In the most populous city, Almaty, tear gas and stun grenades were used as protesters stormed a presidential residence and set fire to the main administrative building. A video shared on social media showed protesters in another town in the area tearing down a statue of Nazarbayev.
Protesters seized Almaty’s international airport, the Orda.kz news outlet quoted an airport press service employee as saying. Airport staff evacuated any passengers before the protesters, numbering about 45 people, arrived, the outlet reported.
The government blocked access to the internet almost nationwide, according to internet disruption monitors, with reports too of patchy mobile service, and some TV services being suspended. Hundreds of people were detained.
Workers had gathered at the Tengiz oilfield, the country’s largest, in support of the protest but output had not been affected, a spokesperson for Chevron, the operator, told the Financial Times. The spokesperson said the company was working “to resolve this situation as soon as possible”. Tengiz pumps about 600,000 barrels a day of oil, and includes ExxonMobil, Kazakhstan’s KazMunayGas and Russia’s Lukoil as partners.
Some journalists and commentators in Moscow accused unspecified outside forces of stirring up protests in Kazakhstan to destabilise Russia’s eastern flank, ahead of a round of diplomatic negotiations when Moscow wants to discuss the balance of power to its west.
Washington, Moscow and Nato member states are set to meet for talks next week, when Russia intends to press for “security guarantees” to limit the military alliance’s expansion in Europe.

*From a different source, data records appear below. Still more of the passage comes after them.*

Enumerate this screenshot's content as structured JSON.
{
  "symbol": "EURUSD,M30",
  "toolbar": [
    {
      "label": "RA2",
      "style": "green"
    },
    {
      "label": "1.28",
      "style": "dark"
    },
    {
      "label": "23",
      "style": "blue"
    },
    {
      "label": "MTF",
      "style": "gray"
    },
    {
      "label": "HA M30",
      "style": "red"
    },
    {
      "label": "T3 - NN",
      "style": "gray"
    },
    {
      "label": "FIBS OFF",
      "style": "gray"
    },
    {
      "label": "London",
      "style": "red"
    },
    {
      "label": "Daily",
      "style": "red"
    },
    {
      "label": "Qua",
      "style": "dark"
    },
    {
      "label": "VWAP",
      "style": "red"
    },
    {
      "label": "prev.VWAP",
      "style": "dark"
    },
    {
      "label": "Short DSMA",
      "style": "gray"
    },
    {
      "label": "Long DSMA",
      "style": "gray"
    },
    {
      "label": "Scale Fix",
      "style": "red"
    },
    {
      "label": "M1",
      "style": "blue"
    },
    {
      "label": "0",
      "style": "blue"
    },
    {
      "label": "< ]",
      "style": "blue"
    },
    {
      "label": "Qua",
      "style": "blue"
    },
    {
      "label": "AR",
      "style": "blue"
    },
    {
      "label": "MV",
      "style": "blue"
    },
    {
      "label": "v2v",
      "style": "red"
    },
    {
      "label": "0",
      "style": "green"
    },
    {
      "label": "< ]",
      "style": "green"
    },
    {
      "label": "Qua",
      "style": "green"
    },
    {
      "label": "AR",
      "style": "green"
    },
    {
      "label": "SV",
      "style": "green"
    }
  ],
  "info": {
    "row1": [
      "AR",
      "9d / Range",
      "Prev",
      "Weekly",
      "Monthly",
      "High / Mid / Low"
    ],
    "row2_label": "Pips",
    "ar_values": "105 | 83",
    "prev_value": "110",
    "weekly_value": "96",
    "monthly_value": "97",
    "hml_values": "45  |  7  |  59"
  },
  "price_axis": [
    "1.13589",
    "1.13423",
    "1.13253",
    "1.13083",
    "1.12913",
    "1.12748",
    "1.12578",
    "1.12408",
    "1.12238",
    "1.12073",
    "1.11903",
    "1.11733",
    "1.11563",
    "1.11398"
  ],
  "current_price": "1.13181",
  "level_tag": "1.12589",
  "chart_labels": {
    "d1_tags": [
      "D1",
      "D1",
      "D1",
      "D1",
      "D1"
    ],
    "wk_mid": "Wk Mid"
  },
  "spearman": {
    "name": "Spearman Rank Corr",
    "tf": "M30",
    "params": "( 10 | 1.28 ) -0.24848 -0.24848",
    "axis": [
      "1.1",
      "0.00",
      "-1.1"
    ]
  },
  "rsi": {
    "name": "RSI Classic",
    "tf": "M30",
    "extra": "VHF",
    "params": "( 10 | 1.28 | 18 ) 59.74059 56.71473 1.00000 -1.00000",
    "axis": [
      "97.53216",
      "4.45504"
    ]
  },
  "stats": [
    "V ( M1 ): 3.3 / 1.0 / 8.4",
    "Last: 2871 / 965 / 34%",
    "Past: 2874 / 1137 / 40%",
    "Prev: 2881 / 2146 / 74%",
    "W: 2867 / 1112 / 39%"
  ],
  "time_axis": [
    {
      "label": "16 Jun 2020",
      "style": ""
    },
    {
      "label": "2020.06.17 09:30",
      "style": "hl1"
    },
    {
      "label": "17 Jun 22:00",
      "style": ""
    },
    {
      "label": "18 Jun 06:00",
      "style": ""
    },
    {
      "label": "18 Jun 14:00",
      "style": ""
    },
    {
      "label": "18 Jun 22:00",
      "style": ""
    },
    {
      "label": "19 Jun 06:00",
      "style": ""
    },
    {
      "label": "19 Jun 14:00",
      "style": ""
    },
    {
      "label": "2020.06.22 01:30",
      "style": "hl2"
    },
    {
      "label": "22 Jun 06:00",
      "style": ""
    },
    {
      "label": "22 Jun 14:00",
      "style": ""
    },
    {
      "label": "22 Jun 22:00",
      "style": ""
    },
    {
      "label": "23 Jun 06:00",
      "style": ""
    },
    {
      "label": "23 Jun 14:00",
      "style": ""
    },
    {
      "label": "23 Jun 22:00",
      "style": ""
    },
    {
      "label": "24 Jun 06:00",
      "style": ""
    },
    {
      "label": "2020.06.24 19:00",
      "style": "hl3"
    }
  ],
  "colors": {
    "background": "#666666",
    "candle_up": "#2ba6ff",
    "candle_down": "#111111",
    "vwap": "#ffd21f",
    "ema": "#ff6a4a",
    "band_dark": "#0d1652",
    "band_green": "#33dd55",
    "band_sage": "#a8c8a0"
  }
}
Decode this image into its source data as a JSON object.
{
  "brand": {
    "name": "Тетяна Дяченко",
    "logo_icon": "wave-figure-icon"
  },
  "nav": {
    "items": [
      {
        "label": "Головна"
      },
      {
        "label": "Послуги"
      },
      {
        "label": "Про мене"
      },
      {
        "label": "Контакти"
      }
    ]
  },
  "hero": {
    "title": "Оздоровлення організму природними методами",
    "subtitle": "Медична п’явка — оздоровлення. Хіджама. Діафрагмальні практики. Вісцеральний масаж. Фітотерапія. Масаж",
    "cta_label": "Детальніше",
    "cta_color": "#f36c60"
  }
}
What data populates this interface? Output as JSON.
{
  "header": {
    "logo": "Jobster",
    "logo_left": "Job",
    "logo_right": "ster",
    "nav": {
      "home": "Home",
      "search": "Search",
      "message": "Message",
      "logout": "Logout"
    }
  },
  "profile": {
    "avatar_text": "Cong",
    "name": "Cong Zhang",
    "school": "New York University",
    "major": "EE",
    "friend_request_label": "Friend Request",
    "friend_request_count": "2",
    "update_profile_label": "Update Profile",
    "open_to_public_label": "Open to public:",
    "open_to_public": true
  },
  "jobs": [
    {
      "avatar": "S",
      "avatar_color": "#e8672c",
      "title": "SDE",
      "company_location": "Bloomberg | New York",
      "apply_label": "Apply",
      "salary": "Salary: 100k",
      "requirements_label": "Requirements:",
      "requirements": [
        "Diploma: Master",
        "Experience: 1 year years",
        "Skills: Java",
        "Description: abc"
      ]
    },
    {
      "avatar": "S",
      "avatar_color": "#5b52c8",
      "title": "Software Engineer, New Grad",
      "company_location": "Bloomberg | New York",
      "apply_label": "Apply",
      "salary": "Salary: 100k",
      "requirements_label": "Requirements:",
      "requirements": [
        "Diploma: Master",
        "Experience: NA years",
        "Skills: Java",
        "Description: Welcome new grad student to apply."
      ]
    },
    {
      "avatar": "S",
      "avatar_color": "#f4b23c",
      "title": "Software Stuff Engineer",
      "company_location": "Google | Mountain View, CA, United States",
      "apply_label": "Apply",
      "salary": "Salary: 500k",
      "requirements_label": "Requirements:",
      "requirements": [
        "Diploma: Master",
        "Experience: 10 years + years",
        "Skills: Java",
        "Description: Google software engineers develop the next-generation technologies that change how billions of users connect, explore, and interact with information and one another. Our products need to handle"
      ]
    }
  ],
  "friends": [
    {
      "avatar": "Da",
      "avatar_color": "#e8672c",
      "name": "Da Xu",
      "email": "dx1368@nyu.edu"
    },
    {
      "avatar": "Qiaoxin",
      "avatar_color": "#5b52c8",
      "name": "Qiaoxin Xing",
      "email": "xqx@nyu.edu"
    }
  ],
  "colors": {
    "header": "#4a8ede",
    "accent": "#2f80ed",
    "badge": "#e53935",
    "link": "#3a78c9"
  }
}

Additional reporting by Tommy Stubbington and Neil Hume in London and Justin Jacobs in Houston